The allure of Girls of Riyadh lies in its subversive intent to reveal the forbidden--the details of the private lives of four young Saudi women. Its form--a series of emails by an anonymous young female author about her friends issued after each Friday afternoon prayer over a year--amplifies this sense by allowing for two voices.

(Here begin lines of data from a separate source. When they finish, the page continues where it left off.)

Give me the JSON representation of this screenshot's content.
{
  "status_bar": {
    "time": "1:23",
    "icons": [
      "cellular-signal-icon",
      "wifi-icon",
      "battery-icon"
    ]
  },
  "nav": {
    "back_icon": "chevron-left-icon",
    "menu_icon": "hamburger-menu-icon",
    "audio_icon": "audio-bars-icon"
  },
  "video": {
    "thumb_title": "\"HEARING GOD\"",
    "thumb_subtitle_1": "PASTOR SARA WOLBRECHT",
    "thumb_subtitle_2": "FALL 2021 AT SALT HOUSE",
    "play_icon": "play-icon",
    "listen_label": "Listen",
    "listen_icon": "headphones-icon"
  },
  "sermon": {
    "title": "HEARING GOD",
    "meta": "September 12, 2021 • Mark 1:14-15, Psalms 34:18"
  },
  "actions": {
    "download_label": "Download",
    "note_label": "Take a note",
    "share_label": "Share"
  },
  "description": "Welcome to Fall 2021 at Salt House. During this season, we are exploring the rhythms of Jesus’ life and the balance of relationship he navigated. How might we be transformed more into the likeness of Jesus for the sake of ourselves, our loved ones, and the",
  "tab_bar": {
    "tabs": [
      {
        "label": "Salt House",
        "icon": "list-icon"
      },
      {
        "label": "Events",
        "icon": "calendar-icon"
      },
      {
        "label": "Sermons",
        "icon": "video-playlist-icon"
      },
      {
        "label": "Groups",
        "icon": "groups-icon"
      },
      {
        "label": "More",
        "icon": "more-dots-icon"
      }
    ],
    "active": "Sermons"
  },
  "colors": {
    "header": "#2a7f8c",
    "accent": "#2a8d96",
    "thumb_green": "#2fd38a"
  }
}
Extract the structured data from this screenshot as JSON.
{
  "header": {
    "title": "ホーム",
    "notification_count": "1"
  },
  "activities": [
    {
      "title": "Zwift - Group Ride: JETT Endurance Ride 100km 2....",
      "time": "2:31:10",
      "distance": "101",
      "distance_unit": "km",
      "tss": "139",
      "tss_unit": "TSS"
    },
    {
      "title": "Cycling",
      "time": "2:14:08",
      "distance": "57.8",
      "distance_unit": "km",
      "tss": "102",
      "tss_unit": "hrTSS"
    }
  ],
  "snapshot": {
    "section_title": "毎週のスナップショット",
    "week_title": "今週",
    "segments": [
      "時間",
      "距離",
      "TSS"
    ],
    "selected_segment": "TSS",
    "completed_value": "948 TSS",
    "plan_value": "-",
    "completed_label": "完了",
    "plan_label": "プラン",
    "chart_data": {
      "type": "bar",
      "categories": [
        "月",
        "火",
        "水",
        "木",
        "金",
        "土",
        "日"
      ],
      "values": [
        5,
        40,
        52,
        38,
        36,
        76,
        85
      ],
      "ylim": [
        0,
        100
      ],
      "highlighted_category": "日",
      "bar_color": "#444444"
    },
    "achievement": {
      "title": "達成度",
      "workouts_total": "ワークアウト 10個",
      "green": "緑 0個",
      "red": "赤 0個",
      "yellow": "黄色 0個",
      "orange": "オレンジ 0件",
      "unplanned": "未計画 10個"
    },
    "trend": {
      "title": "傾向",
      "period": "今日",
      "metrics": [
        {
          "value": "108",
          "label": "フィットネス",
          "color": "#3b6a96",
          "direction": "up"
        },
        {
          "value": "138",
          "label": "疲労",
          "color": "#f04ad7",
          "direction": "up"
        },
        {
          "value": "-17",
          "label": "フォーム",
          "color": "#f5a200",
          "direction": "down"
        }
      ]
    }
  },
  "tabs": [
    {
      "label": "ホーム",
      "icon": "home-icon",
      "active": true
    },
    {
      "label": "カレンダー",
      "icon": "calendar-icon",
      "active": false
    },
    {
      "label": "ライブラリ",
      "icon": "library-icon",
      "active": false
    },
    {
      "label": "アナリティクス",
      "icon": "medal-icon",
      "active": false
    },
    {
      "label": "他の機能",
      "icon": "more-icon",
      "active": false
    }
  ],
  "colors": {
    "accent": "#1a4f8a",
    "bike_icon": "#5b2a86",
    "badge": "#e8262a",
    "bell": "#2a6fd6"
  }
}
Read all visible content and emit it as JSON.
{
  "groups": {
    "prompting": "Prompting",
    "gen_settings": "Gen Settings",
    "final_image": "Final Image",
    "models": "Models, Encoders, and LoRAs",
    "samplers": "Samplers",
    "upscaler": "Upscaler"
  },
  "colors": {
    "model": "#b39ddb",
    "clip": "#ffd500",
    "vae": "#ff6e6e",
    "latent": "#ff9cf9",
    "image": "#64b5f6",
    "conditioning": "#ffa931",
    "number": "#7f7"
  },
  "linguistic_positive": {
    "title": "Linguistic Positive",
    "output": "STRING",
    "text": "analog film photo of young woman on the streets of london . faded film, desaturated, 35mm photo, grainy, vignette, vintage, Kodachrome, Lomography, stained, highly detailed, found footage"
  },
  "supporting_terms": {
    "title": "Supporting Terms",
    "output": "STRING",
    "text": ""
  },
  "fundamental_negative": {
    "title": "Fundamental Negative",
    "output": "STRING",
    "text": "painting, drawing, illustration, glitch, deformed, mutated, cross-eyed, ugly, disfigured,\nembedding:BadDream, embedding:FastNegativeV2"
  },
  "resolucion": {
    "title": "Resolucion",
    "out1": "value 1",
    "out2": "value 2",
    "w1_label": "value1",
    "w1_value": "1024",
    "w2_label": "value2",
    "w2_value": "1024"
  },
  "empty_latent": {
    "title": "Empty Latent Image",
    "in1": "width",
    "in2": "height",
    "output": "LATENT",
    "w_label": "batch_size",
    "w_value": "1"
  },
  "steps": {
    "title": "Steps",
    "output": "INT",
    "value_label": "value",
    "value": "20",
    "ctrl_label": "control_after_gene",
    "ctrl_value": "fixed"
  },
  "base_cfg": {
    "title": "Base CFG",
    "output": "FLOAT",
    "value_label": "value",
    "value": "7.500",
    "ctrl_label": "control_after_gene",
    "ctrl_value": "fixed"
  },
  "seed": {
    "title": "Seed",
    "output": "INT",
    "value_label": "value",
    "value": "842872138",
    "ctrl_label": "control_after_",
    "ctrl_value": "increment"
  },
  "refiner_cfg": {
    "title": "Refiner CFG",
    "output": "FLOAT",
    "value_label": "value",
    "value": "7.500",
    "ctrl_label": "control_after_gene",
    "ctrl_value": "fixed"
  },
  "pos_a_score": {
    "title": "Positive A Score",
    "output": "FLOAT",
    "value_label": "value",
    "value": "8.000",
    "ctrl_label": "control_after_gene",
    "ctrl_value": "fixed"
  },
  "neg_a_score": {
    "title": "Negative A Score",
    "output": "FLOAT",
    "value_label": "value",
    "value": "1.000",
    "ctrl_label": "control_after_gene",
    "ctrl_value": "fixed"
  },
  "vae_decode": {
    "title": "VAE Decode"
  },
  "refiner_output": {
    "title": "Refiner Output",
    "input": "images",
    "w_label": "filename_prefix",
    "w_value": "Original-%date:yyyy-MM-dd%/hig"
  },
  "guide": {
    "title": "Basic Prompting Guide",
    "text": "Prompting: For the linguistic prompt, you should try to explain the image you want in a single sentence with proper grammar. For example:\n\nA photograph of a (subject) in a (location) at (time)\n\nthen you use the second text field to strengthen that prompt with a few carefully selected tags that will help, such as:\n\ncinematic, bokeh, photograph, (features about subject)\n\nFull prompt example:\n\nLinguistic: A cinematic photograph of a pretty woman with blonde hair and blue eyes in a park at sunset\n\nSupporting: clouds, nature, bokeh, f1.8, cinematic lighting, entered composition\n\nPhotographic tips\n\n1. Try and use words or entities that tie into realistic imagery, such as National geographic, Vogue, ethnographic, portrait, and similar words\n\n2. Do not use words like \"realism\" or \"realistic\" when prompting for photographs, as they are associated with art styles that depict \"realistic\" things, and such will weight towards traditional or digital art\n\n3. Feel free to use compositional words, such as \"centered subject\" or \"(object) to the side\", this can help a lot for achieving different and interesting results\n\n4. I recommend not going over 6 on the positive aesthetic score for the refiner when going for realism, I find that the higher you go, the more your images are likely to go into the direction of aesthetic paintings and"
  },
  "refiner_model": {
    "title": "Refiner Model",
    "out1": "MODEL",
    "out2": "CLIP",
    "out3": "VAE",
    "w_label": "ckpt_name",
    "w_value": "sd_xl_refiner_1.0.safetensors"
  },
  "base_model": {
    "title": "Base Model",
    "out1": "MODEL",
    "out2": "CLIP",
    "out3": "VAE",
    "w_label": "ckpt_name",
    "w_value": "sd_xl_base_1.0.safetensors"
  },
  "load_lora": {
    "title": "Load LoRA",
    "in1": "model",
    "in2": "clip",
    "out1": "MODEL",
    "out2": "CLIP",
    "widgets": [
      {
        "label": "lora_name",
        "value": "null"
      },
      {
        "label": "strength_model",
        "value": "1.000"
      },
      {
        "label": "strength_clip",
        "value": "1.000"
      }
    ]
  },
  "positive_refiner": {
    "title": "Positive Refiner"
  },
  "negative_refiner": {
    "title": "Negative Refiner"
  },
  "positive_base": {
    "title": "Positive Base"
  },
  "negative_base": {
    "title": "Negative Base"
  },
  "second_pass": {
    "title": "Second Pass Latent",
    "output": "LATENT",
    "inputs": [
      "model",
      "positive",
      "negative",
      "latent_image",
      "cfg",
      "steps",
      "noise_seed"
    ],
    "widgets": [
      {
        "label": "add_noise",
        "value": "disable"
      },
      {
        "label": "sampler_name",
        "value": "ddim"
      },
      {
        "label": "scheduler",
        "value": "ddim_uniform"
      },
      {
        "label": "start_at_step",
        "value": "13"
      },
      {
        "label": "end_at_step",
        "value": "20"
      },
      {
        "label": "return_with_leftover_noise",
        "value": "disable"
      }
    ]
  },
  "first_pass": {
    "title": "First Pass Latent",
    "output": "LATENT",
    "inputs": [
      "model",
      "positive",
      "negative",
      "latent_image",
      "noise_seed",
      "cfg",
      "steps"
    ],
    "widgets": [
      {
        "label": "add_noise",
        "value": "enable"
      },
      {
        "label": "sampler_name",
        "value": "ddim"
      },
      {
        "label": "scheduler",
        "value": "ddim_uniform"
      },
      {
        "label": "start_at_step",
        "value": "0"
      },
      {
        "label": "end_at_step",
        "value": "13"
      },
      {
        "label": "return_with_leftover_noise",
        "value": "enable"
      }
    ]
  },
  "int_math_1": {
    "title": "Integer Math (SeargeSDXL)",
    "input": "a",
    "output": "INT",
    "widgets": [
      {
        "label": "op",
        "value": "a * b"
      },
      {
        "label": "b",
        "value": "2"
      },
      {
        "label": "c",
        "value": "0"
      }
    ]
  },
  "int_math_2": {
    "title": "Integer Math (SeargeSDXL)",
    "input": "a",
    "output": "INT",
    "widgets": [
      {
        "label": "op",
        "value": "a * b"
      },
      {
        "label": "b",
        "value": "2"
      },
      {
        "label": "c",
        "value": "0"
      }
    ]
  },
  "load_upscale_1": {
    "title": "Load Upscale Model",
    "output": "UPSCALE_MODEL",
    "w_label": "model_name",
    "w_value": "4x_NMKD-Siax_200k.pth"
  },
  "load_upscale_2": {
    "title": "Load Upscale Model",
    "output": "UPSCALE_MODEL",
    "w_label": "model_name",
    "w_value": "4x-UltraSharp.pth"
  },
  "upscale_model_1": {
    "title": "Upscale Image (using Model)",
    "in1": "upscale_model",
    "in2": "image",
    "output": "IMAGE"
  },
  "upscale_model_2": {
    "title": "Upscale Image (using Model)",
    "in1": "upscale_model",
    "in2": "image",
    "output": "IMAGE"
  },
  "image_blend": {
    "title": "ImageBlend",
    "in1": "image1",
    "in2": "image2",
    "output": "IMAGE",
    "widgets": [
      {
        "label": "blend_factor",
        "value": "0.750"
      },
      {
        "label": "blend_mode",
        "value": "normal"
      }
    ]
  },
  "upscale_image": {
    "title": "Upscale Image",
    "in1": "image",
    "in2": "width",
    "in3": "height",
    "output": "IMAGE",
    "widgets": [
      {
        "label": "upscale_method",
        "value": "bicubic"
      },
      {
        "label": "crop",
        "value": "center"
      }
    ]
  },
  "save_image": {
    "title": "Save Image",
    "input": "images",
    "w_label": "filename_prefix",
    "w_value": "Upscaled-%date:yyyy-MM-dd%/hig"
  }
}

The first is the six-year long story chronicling the lives of four childhood friends from the Saudi capital's "velvet" class as they emerge into adulthood at the turn of the millennium. The social, professional, but mainly romantic tribulations of the shillah (coterie)--first-to-marry Gamrah, motherless Sadeem, half-American Michelle, and medical student Lamees--are what the anonymous friend-author's readers are following each week with great interest and commentary. The narrator focuses mostly on what these young, educated women with exposure to Western society feel, think, and love with the barest outlines of their daily lives. Interestingly their objections to societal norms hold very little economic, political or religious discontent; rather what they seek is an end to the endless judging of their conduct and independence both in the form of day to day mobility and ability to make decisions for themselves. Their aspirations remain firmly molded by their societal norms: marrying one's first love who becomes a caring, attentive husband--the happily-ever-after of Western fairy tales. Read a certain way, the novel might have a very politically incorrect recommendation for how to achieve it.
The narrator herself, however, brings another dimension to the novel. Unlike the long, elegant and somewhat exaggerated phrases of the main story which I am coming to identify as an Arabic style, her weekly commentary, whether response to reader feedback or broadcasting her message for social change, is laid out in a more vibrant, defiant, and informal tone. Her glee stems not from the courtship of a beloved, but from private enjoyment of her anonymous publicity. No doubt Alsanea, a young Saudi woman studying endodontics in Chicago, enjoyed attention to the same scale when the Arabic version, Banat Al-Riyadh, came out in Lebanon in 2005. Although it's probably going too far to label this debut novel "the first modern Arab novel," Girls of Riyadh does expose us to the hopes, dreams, and struggles of an elite sliver of Saudi women. Such is the extent to which it resembles Sex and the City to which it has been compared.